━━━━━ Material supplied ━━━━━
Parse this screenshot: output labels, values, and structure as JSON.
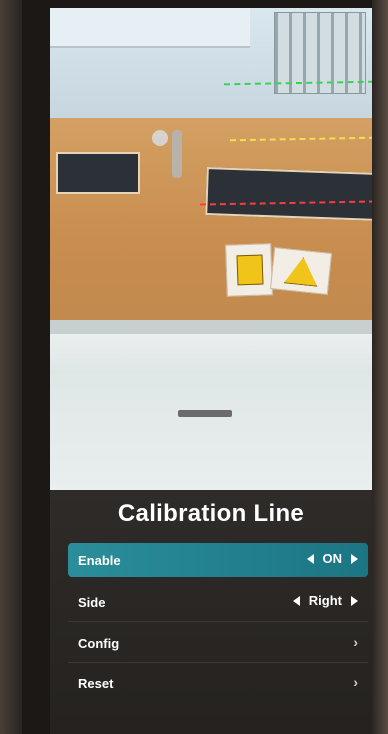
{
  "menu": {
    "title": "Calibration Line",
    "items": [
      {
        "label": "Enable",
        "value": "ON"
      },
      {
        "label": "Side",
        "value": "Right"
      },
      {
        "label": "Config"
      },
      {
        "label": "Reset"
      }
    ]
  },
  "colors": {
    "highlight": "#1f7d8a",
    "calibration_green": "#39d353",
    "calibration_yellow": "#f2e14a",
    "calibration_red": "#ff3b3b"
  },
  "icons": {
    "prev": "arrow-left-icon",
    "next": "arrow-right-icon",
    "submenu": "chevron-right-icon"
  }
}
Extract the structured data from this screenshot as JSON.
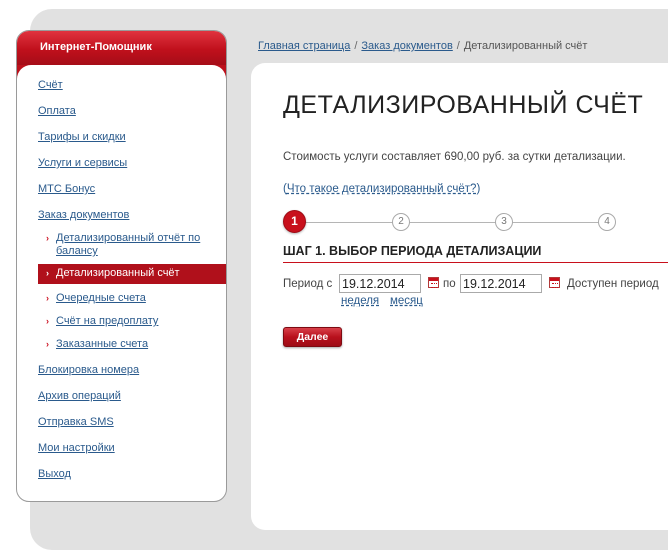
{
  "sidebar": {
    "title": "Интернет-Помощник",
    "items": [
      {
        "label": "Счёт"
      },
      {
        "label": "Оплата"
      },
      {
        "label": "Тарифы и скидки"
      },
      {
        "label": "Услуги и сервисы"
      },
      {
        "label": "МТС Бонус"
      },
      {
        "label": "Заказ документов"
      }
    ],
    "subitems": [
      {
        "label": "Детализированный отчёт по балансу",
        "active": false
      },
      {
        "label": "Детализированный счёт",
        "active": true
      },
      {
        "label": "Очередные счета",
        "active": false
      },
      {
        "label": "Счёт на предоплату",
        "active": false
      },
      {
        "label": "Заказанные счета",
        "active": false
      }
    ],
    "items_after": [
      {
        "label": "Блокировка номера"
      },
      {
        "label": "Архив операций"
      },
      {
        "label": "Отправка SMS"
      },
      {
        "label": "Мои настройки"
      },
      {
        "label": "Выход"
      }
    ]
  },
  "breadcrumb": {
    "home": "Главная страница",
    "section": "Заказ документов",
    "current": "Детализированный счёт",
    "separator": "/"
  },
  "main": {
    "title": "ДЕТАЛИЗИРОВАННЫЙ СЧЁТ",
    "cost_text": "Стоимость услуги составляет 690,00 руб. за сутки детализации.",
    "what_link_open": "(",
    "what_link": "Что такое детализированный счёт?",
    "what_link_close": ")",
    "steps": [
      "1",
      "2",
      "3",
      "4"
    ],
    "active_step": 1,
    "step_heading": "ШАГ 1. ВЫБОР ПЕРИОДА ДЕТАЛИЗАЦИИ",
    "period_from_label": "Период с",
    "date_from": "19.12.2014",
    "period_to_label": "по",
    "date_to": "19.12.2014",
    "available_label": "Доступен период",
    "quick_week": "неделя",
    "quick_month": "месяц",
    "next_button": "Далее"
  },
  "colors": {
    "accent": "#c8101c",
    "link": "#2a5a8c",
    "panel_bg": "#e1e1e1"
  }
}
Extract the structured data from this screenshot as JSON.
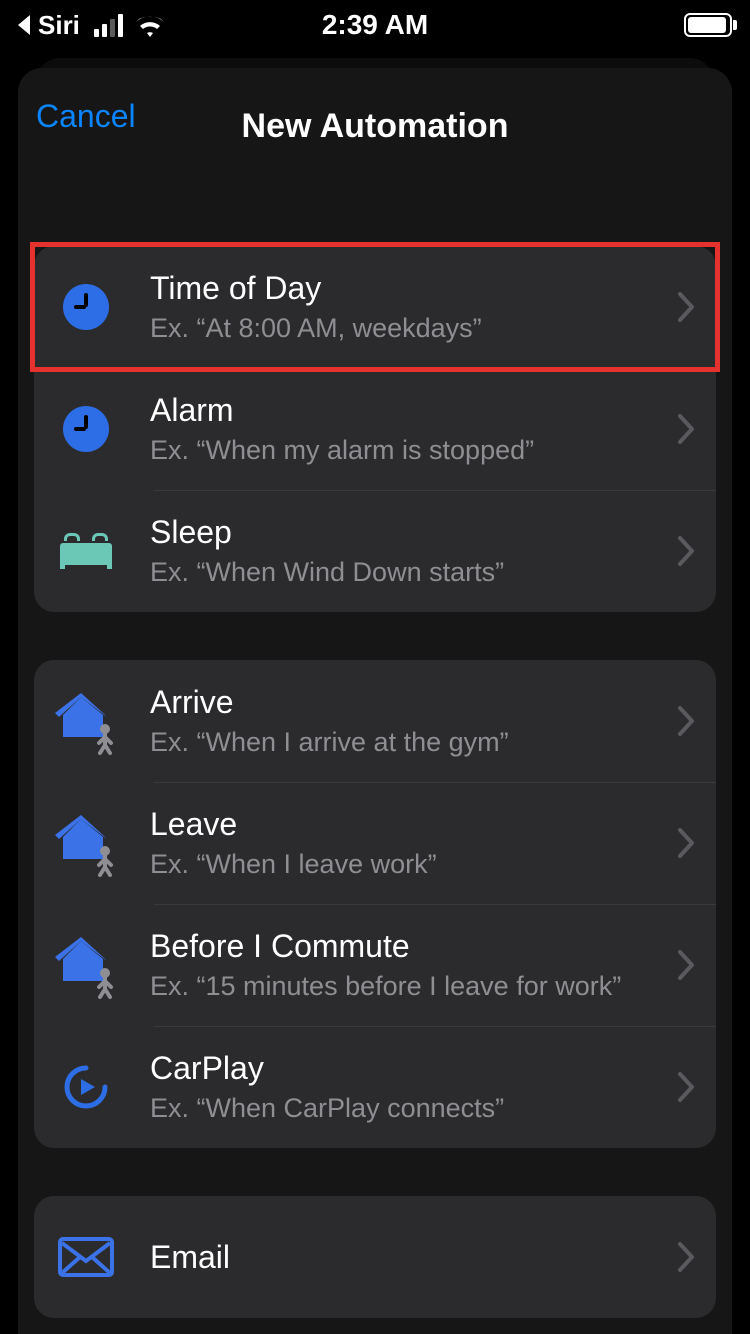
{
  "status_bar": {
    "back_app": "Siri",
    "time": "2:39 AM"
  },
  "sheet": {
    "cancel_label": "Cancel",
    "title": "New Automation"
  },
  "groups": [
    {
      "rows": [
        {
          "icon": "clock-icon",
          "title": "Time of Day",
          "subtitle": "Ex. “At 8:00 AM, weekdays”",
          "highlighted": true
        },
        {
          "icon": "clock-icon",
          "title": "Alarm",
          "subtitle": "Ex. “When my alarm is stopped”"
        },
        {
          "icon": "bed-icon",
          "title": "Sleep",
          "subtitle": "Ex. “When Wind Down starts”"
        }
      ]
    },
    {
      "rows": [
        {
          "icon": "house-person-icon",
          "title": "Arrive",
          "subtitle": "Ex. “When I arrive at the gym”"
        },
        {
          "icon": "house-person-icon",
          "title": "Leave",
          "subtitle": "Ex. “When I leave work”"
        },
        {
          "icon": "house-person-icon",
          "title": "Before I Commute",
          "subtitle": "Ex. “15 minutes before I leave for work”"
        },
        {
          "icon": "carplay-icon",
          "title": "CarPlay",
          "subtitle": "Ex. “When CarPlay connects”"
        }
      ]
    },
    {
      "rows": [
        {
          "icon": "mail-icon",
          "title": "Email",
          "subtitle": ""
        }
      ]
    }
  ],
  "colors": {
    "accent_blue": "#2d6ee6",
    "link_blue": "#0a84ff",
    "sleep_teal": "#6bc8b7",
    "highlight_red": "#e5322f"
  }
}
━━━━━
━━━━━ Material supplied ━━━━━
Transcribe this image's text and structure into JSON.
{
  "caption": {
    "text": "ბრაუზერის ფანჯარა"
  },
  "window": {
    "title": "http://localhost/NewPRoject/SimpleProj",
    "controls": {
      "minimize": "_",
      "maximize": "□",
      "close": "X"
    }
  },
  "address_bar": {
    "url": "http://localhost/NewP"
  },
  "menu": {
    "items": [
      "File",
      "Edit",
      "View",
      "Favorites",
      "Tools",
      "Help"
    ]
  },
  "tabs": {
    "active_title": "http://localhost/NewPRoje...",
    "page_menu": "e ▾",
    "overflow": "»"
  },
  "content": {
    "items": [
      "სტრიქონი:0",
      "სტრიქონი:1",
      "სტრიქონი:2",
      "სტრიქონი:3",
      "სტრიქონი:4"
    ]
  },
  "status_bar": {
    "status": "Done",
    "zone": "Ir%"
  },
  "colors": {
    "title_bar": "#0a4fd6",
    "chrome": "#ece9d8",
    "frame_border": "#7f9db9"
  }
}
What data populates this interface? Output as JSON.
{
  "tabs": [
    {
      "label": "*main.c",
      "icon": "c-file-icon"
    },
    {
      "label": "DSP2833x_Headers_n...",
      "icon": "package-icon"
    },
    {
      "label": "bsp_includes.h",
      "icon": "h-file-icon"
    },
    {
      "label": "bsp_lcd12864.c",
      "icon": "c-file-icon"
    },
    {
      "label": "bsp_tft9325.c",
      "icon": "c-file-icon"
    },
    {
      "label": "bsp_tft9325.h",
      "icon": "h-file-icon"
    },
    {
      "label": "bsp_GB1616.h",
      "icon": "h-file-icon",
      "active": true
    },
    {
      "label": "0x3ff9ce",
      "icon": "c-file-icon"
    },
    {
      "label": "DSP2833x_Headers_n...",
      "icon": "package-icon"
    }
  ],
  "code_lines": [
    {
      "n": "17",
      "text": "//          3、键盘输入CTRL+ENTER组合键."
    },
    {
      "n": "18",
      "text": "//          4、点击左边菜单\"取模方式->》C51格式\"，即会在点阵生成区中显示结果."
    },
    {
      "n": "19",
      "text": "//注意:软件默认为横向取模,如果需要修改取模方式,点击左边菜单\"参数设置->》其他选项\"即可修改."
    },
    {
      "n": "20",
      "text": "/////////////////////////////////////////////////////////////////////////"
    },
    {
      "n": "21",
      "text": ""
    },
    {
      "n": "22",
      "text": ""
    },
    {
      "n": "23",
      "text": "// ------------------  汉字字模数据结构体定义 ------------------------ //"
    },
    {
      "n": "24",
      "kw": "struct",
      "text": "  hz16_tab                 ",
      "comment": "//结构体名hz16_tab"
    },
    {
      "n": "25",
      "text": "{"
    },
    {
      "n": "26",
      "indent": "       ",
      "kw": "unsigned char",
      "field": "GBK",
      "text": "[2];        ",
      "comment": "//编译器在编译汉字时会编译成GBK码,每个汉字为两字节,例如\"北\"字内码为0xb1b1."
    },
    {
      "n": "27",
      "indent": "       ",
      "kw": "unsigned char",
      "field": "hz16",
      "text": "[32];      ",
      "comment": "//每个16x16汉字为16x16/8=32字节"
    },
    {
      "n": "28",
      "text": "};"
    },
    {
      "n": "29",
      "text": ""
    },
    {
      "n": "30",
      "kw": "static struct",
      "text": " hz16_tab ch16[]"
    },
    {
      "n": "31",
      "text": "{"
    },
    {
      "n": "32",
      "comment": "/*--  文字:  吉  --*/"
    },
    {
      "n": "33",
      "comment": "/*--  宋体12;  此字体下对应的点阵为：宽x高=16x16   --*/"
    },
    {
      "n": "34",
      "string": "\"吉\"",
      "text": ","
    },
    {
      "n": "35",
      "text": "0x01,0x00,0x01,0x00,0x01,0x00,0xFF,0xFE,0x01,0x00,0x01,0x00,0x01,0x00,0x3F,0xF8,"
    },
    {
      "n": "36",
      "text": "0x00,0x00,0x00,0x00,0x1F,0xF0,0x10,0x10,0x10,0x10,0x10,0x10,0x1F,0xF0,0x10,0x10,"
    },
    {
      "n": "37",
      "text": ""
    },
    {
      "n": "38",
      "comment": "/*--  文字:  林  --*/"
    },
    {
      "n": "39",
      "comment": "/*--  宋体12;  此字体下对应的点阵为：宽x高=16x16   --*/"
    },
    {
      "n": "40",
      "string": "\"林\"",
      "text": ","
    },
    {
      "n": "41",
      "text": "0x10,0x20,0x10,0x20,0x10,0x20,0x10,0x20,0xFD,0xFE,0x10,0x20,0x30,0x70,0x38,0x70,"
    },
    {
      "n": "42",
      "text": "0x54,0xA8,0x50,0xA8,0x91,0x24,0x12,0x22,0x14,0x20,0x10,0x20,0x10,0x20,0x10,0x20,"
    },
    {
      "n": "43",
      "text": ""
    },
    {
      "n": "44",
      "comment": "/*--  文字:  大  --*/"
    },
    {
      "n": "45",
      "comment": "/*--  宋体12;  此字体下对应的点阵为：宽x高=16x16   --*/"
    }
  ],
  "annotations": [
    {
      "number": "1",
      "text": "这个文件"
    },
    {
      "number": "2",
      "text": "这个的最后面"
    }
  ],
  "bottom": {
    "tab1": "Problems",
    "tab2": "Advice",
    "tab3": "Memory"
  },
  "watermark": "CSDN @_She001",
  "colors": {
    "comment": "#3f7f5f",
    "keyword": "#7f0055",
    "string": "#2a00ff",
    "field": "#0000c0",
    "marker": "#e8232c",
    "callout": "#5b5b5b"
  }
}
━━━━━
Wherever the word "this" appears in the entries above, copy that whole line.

- Response area
Parse this screenshot: output labels, values, and structure as JSON.
Extract the structured data from this screenshot as JSON.
Extract the structured data from this screenshot as JSON.
Transcribe this image's text and structure into JSON.
What data populates this interface? Output as JSON.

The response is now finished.